Non-conducted PAC’s are a very common cause of pauses on EKG. Whenever you encounter a pause, look back at the preceding T wave before the pause to see if there is a P wave buried in there.

Pauses on EKG can be caused by 3 things: Non-conducted PAC’s, SA node disease (SA block and SA arrest), and AV block. The following algorithm may be useful to diagnose pauses:

Algorithm Pauses.jpg

EKG of the Week 2017 9-10

A 52 y/o male with a history of HTN presents to the ED complaining of palpitations on and off x 2 days. He reports he has been drinking a lot of caffeinated beverages. He now feels palpitations which begin abruptly, last 1-2 hours, then resolve. They have been recurring over the last couple of days.  His EKG is below.

2017 9-10.JPG

1.    What is the rhythm?

2.    How would you manage this patient?

 

ANSWER:

The rhythm is sinus rhythm with non-conducted PAC’s

Non-conducted PAC’s are benign and usually require no treatment. The main point is to recognize this is NOT 2nd degree AV block and the patient does not need a pacemaker.

 

The EKG demonstrates P waves followed by QRS complexes. However, the rhythm is not completely regular. Beats 3 and 10 come early. These are premature atrial contractions (AKA PAC’s). We also see pauses on the EKG (after beats 5 and 7). At the beginning of those pauses, we see P waves buried in the preceding T waves. (Look at the notching in those T waves and compare them to the other T waves in the rhythm strip.) These P waves come earlier than expected and therefore also represent PAC’s. However, note that there is no QRS complex following these P waves. This happens because the P wave comes so early, at a time when the ventricles are still refractory. So, they do not conduct. These are called non-conducted PAC’s.

Non-conducted PAC’s may appear like a 2o AV block. You see P waves with no QRS complex following them and a pause on the rhythm strip. This is usually typical of 2nd degree AV block. However, to call something 2nd degree AV block, the P waves must come on time (i.e. the P-P interval must be regular). On our EKG, the P waves come early (i.e. the P-P interval is irregular). So, the reason the ventricles do not conduct is NOT because there is a block in the AV node. It is because the P wave came too early and the ventricles are not ready to contract yet. So, this patient does not have AV node disease and does not need a pacemaker.

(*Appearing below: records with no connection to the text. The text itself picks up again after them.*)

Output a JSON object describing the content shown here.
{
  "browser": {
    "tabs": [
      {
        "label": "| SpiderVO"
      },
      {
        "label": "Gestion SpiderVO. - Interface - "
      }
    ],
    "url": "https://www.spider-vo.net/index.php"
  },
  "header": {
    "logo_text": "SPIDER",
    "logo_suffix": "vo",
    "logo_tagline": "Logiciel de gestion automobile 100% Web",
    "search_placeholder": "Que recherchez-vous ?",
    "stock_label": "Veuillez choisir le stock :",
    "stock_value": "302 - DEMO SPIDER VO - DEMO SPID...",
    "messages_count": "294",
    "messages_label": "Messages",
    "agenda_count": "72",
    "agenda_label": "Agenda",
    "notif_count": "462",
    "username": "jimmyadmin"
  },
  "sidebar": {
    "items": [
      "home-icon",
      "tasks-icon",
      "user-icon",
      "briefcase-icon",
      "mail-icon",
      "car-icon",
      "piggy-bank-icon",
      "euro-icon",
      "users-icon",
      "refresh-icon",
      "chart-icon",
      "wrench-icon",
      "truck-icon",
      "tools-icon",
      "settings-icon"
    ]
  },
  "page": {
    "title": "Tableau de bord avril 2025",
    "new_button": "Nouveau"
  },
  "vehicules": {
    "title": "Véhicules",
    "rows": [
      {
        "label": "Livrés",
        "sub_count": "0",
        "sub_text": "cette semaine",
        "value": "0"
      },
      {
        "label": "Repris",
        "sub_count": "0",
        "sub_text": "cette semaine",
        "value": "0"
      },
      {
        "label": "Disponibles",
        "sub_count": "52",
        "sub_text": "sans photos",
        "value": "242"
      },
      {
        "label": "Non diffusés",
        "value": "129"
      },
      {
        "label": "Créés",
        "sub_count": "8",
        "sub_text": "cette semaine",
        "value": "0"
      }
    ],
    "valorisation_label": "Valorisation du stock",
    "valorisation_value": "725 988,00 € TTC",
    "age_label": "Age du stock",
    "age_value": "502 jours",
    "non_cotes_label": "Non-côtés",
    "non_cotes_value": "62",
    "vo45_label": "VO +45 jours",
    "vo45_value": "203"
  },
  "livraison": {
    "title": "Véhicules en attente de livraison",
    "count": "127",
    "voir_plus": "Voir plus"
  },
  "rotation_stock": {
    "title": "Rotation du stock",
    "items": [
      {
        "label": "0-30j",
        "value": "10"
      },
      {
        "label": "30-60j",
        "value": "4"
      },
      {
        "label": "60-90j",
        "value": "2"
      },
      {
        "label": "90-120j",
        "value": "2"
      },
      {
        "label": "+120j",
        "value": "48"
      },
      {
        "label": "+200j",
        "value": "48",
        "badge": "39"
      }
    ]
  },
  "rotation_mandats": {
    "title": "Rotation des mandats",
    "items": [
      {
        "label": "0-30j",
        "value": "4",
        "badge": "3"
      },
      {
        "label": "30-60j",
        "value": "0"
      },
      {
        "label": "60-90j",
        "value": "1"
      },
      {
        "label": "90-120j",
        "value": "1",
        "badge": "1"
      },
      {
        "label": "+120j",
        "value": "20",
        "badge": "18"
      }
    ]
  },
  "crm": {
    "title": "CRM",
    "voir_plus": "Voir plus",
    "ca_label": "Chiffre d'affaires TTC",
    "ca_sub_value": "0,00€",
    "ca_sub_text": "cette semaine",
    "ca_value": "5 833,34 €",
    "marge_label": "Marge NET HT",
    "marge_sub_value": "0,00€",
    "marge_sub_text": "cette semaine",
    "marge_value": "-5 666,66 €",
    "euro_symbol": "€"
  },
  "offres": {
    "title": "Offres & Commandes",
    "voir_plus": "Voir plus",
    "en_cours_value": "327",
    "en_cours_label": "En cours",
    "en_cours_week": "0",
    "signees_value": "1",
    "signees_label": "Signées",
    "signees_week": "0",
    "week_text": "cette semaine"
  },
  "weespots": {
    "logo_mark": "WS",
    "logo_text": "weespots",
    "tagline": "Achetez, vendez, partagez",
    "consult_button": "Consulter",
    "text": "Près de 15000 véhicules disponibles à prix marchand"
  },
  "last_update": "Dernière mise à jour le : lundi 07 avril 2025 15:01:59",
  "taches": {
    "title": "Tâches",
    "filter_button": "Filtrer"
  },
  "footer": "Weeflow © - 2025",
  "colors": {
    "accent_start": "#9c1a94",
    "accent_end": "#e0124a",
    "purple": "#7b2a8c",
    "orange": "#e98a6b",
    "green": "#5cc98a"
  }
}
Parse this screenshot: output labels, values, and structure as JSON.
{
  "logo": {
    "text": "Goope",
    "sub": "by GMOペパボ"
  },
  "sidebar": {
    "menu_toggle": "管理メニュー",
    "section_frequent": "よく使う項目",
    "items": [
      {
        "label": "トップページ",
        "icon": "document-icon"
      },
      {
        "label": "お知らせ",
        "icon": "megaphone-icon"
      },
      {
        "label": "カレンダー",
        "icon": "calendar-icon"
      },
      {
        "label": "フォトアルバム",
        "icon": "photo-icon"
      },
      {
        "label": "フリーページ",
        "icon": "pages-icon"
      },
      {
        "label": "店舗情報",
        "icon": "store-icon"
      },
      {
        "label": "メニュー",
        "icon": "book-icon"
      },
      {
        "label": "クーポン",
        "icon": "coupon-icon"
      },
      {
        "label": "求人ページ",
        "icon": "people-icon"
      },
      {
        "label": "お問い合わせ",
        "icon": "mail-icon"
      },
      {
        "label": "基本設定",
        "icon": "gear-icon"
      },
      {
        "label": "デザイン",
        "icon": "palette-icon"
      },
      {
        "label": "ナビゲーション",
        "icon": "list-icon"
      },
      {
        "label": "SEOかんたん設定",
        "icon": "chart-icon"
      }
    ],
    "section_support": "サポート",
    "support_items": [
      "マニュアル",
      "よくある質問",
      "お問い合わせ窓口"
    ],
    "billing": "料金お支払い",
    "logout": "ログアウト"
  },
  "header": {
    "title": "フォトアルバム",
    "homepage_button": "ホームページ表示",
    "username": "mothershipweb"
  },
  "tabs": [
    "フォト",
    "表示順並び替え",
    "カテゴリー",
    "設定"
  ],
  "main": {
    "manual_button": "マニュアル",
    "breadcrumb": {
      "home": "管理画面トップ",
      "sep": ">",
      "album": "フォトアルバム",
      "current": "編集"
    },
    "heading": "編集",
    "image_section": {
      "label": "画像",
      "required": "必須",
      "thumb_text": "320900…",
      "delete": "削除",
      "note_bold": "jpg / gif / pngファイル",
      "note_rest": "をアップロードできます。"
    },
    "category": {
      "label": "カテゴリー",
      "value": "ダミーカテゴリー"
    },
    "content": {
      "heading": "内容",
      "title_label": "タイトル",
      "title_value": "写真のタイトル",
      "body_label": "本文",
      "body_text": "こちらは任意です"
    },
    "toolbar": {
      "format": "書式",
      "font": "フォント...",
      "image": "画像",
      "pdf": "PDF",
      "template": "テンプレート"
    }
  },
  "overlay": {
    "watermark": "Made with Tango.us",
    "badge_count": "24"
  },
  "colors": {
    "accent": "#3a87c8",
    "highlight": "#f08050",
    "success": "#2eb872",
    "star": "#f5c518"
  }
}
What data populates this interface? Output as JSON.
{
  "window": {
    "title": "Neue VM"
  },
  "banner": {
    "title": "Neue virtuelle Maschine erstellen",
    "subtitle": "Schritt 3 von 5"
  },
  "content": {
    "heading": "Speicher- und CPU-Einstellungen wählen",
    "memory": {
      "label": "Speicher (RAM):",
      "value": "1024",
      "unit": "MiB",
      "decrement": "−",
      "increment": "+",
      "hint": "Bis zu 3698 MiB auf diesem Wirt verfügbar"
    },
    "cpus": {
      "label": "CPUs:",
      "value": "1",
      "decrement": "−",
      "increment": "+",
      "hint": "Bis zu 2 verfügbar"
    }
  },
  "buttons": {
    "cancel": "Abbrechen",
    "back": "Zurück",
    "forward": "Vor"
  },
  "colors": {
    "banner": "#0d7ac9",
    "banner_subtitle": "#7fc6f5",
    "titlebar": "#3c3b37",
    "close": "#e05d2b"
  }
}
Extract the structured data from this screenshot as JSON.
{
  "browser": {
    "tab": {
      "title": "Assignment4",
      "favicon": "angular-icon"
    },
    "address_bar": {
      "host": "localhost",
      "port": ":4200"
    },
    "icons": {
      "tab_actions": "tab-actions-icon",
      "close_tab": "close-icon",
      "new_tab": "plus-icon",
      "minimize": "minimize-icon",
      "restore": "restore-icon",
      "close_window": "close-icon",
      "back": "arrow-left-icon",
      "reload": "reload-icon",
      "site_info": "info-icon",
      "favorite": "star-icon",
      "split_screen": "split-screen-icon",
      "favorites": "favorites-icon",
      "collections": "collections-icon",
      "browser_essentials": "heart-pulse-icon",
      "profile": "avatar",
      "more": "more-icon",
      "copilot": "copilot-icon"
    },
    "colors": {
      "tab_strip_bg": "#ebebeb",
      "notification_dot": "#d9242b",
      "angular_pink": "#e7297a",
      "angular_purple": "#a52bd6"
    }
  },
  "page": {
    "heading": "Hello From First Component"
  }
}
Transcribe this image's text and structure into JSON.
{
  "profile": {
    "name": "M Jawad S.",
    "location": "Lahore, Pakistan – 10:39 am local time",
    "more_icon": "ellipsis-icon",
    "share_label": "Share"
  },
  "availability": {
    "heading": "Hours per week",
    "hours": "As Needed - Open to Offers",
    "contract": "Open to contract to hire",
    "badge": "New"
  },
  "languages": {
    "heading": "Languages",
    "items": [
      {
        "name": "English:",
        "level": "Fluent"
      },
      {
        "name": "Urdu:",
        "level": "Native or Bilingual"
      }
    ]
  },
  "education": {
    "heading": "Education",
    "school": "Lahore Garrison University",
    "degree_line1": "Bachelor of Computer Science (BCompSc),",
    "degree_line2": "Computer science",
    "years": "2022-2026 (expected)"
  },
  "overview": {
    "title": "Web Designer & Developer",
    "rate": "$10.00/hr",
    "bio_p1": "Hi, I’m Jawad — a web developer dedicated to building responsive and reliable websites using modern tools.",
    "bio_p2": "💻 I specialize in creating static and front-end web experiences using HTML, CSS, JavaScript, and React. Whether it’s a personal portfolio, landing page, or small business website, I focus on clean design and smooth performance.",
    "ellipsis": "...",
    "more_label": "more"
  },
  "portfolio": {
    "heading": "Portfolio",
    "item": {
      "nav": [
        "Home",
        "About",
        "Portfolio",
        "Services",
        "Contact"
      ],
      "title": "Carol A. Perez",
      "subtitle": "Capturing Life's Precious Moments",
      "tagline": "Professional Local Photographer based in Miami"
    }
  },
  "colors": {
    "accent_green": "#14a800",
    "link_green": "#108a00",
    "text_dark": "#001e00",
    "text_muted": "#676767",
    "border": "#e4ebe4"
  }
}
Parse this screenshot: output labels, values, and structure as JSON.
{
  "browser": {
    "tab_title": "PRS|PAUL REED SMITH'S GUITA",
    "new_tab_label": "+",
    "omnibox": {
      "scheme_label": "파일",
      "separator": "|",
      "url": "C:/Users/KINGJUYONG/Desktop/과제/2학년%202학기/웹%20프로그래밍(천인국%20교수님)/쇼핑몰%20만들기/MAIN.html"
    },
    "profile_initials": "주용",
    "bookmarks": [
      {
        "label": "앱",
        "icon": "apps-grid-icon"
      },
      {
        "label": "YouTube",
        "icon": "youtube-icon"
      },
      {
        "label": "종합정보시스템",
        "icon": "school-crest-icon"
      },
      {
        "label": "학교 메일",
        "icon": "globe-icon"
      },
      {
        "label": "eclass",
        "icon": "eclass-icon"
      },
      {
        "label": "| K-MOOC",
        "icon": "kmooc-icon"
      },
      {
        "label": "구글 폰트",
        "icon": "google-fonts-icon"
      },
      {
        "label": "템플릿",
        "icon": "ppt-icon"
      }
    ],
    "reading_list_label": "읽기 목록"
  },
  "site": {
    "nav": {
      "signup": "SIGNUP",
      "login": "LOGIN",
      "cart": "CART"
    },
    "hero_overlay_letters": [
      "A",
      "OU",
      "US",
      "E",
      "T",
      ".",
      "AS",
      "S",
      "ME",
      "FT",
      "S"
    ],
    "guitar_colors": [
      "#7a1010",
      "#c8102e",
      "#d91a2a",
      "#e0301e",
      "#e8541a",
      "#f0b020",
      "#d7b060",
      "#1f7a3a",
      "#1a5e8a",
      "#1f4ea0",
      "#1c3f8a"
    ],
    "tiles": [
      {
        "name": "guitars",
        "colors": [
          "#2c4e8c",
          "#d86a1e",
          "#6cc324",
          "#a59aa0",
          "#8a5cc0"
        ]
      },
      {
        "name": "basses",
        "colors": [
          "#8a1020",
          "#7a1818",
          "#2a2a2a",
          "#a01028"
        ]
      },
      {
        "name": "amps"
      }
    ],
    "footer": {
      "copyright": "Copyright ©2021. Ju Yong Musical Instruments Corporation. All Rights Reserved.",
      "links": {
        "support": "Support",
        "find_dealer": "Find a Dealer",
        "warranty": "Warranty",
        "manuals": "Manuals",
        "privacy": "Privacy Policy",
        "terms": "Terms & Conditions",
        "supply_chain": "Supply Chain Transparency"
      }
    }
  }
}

Non-conducted PAC’s are a very common cause of pauses on EKG. Whenever you encounter a pause, look back at the preceding T wave before the pause to see if there is a P wave buried in there.

Pauses on EKG can be caused by 3 things: Non-conducted PAC’s, SA node disease (SA block and SA arrest), and AV block. The following algorithm may be useful to diagnose pauses:

Algorithm Pauses.jpg